WORK REQUEST: What is needed is an exact copy of all the data.

-- MATERIAL FOR THE TASK follows --

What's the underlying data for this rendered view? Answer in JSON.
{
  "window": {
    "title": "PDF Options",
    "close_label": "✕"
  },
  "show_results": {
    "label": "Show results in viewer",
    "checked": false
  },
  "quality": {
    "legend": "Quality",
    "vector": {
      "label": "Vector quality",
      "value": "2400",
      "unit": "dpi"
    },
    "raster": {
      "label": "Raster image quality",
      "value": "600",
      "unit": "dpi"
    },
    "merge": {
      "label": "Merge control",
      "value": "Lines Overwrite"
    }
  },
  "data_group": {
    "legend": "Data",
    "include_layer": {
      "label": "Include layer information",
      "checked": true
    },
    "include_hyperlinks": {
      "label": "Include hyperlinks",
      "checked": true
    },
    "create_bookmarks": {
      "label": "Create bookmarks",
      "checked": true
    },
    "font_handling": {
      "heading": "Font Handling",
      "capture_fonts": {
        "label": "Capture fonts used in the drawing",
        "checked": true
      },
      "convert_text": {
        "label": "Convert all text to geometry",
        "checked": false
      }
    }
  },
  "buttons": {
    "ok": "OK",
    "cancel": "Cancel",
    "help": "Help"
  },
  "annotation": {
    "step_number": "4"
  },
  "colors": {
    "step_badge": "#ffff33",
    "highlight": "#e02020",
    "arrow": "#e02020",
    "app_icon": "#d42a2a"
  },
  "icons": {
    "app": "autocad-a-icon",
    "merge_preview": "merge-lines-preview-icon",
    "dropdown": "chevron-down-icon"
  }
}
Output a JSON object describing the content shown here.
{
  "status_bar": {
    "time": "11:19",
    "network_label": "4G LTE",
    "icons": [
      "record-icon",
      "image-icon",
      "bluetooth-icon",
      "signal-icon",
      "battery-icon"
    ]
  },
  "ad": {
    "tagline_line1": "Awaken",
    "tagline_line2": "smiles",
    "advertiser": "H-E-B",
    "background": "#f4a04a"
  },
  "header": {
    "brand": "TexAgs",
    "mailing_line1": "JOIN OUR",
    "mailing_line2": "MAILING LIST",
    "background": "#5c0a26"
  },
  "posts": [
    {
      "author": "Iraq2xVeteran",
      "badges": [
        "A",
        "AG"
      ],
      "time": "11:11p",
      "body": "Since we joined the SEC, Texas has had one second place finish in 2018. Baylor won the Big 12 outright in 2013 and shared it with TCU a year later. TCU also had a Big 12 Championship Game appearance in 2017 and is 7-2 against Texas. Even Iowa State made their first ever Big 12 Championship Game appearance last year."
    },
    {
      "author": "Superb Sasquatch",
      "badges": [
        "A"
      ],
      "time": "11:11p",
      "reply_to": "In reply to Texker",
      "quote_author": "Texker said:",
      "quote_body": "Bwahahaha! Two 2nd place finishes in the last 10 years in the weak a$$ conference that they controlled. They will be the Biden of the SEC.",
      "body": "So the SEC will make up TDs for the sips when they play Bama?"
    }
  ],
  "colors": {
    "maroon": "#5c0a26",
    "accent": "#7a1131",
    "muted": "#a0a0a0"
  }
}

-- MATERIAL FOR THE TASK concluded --

SOLUTION:
What's the underlying data for this rendered view? Answer in JSON.
{
  "window": {
    "title": "PDF Options",
    "close_label": "✕"
  },
  "show_results": {
    "label": "Show results in viewer",
    "checked": false
  },
  "quality": {
    "legend": "Quality",
    "vector": {
      "label": "Vector quality",
      "value": "2400",
      "unit": "dpi"
    },
    "raster": {
      "label": "Raster image quality",
      "value": "600",
      "unit": "dpi"
    },
    "merge": {
      "label": "Merge control",
      "value": "Lines Overwrite"
    }
  },
  "data_group": {
    "legend": "Data",
    "include_layer": {
      "label": "Include layer information",
      "checked": true
    },
    "include_hyperlinks": {
      "label": "Include hyperlinks",
      "checked": true
    },
    "create_bookmarks": {
      "label": "Create bookmarks",
      "checked": true
    },
    "font_handling": {
      "heading": "Font Handling",
      "capture_fonts": {
        "label": "Capture fonts used in the drawing",
        "checked": true
      },
      "convert_text": {
        "label": "Convert all text to geometry",
        "checked": false
      }
    }
  },
  "buttons": {
    "ok": "OK",
    "cancel": "Cancel",
    "help": "Help"
  },
  "annotation": {
    "step_number": "4"
  },
  "colors": {
    "step_badge": "#ffff33",
    "highlight": "#e02020",
    "arrow": "#e02020",
    "app_icon": "#d42a2a"
  },
  "icons": {
    "app": "autocad-a-icon",
    "merge_preview": "merge-lines-preview-icon",
    "dropdown": "chevron-down-icon"
  }
}
Output a JSON object describing the content shown here.
{
  "status_bar": {
    "time": "11:19",
    "network_label": "4G LTE",
    "icons": [
      "record-icon",
      "image-icon",
      "bluetooth-icon",
      "signal-icon",
      "battery-icon"
    ]
  },
  "ad": {
    "tagline_line1": "Awaken",
    "tagline_line2": "smiles",
    "advertiser": "H-E-B",
    "background": "#f4a04a"
  },
  "header": {
    "brand": "TexAgs",
    "mailing_line1": "JOIN OUR",
    "mailing_line2": "MAILING LIST",
    "background": "#5c0a26"
  },
  "posts": [
    {
      "author": "Iraq2xVeteran",
      "badges": [
        "A",
        "AG"
      ],
      "time": "11:11p",
      "body": "Since we joined the SEC, Texas has had one second place finish in 2018. Baylor won the Big 12 outright in 2013 and shared it with TCU a year later. TCU also had a Big 12 Championship Game appearance in 2017 and is 7-2 against Texas. Even Iowa State made their first ever Big 12 Championship Game appearance last year."
    },
    {
      "author": "Superb Sasquatch",
      "badges": [
        "A"
      ],
      "time": "11:11p",
      "reply_to": "In reply to Texker",
      "quote_author": "Texker said:",
      "quote_body": "Bwahahaha! Two 2nd place finishes in the last 10 years in the weak a$$ conference that they controlled. They will be the Biden of the SEC.",
      "body": "So the SEC will make up TDs for the sips when they play Bama?"
    }
  ],
  "colors": {
    "maroon": "#5c0a26",
    "accent": "#7a1131",
    "muted": "#a0a0a0"
  }
}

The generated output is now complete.